━━ Material provided ━━
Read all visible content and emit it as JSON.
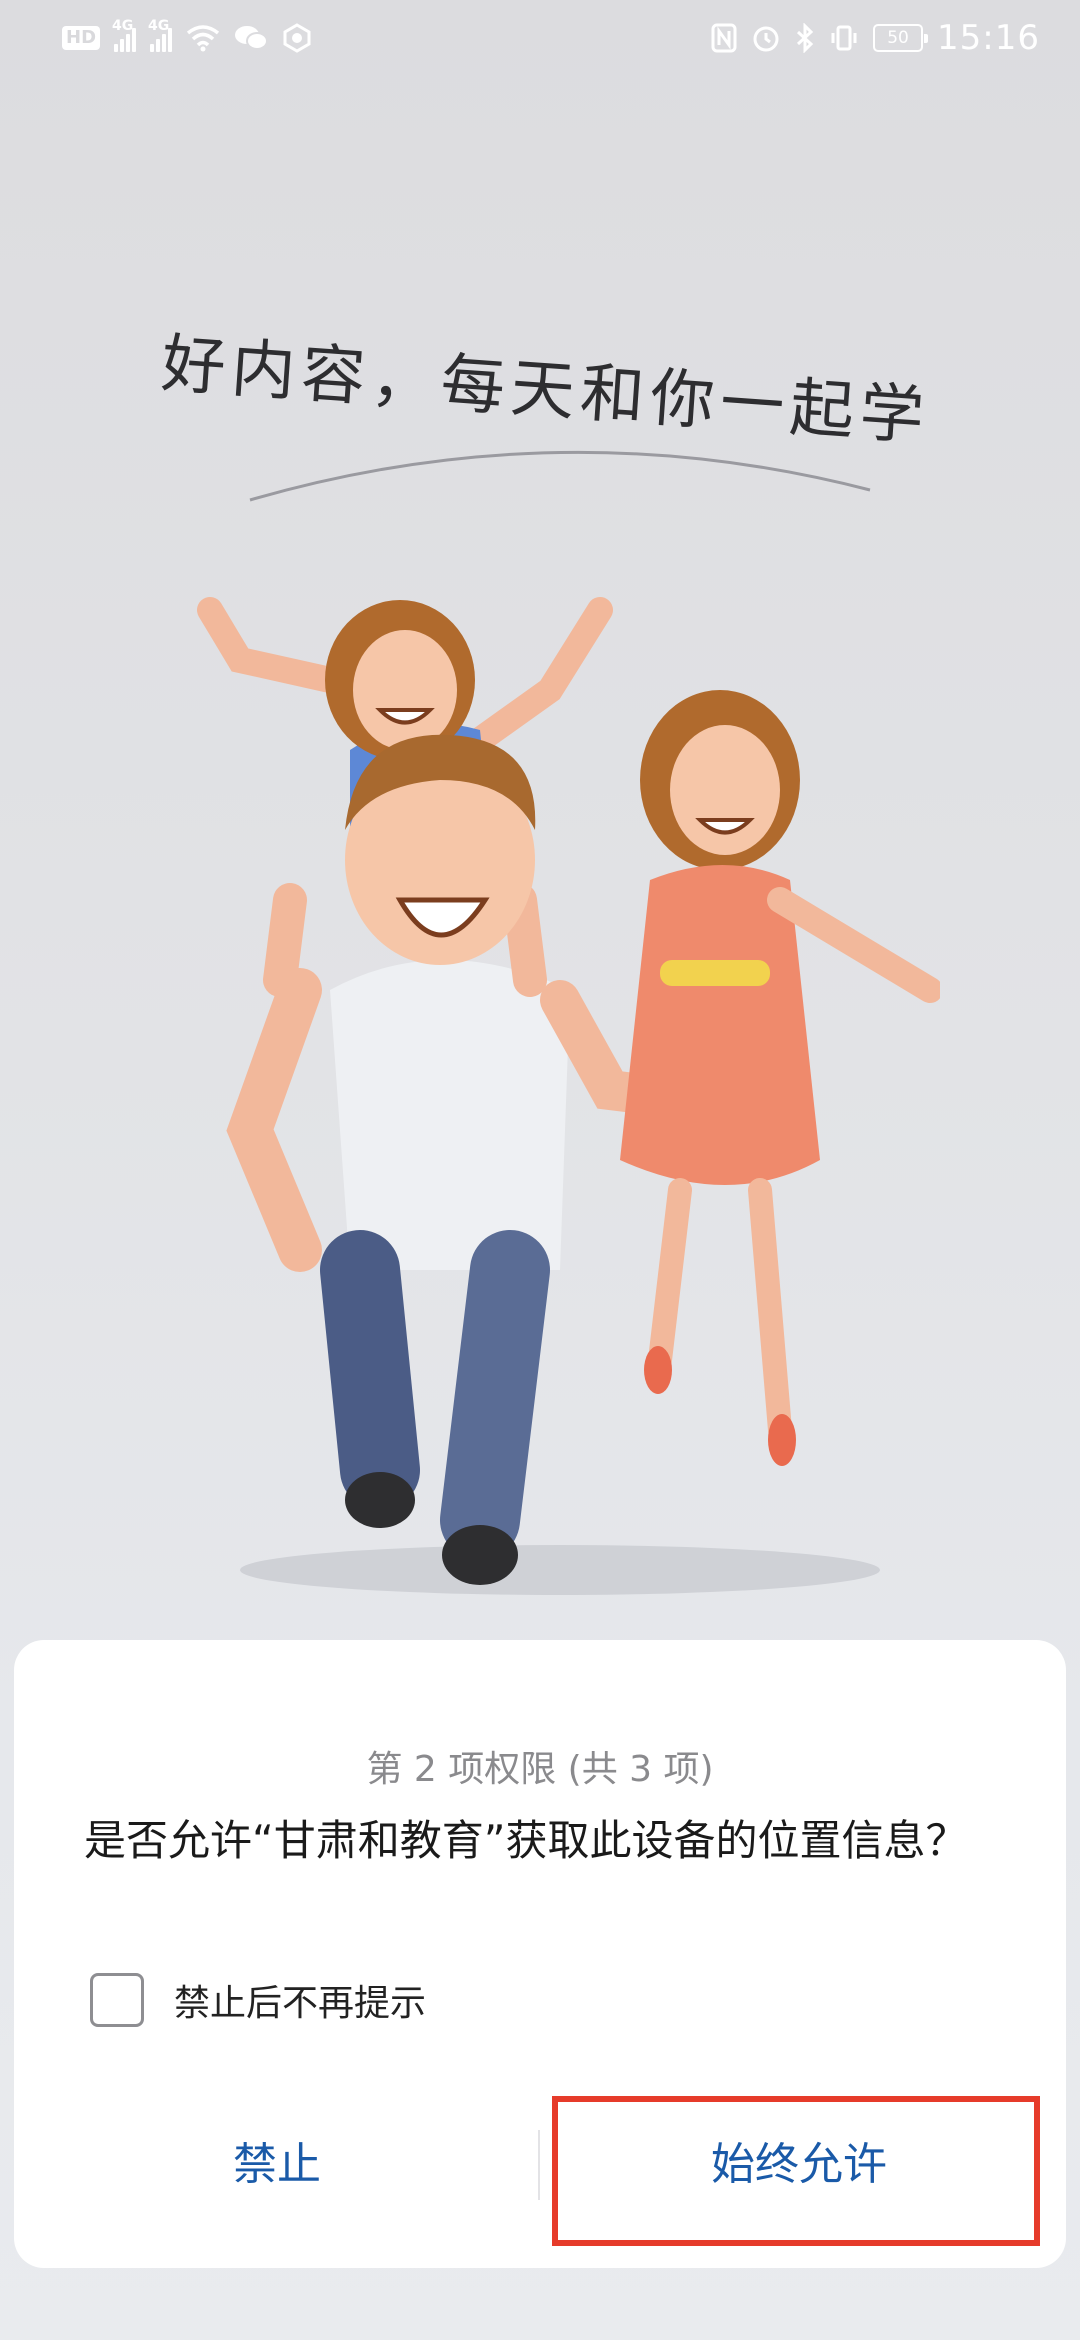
{
  "status_bar": {
    "left_badges": [
      "HD",
      "4G",
      "4G"
    ],
    "time": "15:16",
    "battery": "50",
    "icons_left": [
      "hd-icon",
      "signal-icon",
      "signal-icon",
      "wifi-icon",
      "wechat-icon",
      "app-icon"
    ],
    "icons_right": [
      "nfc-icon",
      "alarm-icon",
      "bluetooth-icon",
      "vibrate-icon",
      "battery-icon"
    ]
  },
  "splash": {
    "headline": "好内容，每天和你一起学"
  },
  "dialog": {
    "counter": "第 2 项权限 (共 3 项)",
    "question": "是否允许“甘肃和教育”获取此设备的位置信息？",
    "dont_ask_label": "禁止后不再提示",
    "deny_label": "禁止",
    "allow_label": "始终允许"
  },
  "colors": {
    "button_text": "#1a5aa8",
    "highlight": "#e63b2a"
  }
}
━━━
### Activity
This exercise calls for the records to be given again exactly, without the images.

### Answer section
Read all visible content and emit it as JSON.
{
  "status_bar": {
    "left_badges": [
      "HD",
      "4G",
      "4G"
    ],
    "time": "15:16",
    "battery": "50",
    "icons_left": [
      "hd-icon",
      "signal-icon",
      "signal-icon",
      "wifi-icon",
      "wechat-icon",
      "app-icon"
    ],
    "icons_right": [
      "nfc-icon",
      "alarm-icon",
      "bluetooth-icon",
      "vibrate-icon",
      "battery-icon"
    ]
  },
  "splash": {
    "headline": "好内容，每天和你一起学"
  },
  "dialog": {
    "counter": "第 2 项权限 (共 3 项)",
    "question": "是否允许“甘肃和教育”获取此设备的位置信息？",
    "dont_ask_label": "禁止后不再提示",
    "deny_label": "禁止",
    "allow_label": "始终允许"
  },
  "colors": {
    "button_text": "#1a5aa8",
    "highlight": "#e63b2a"
  }
}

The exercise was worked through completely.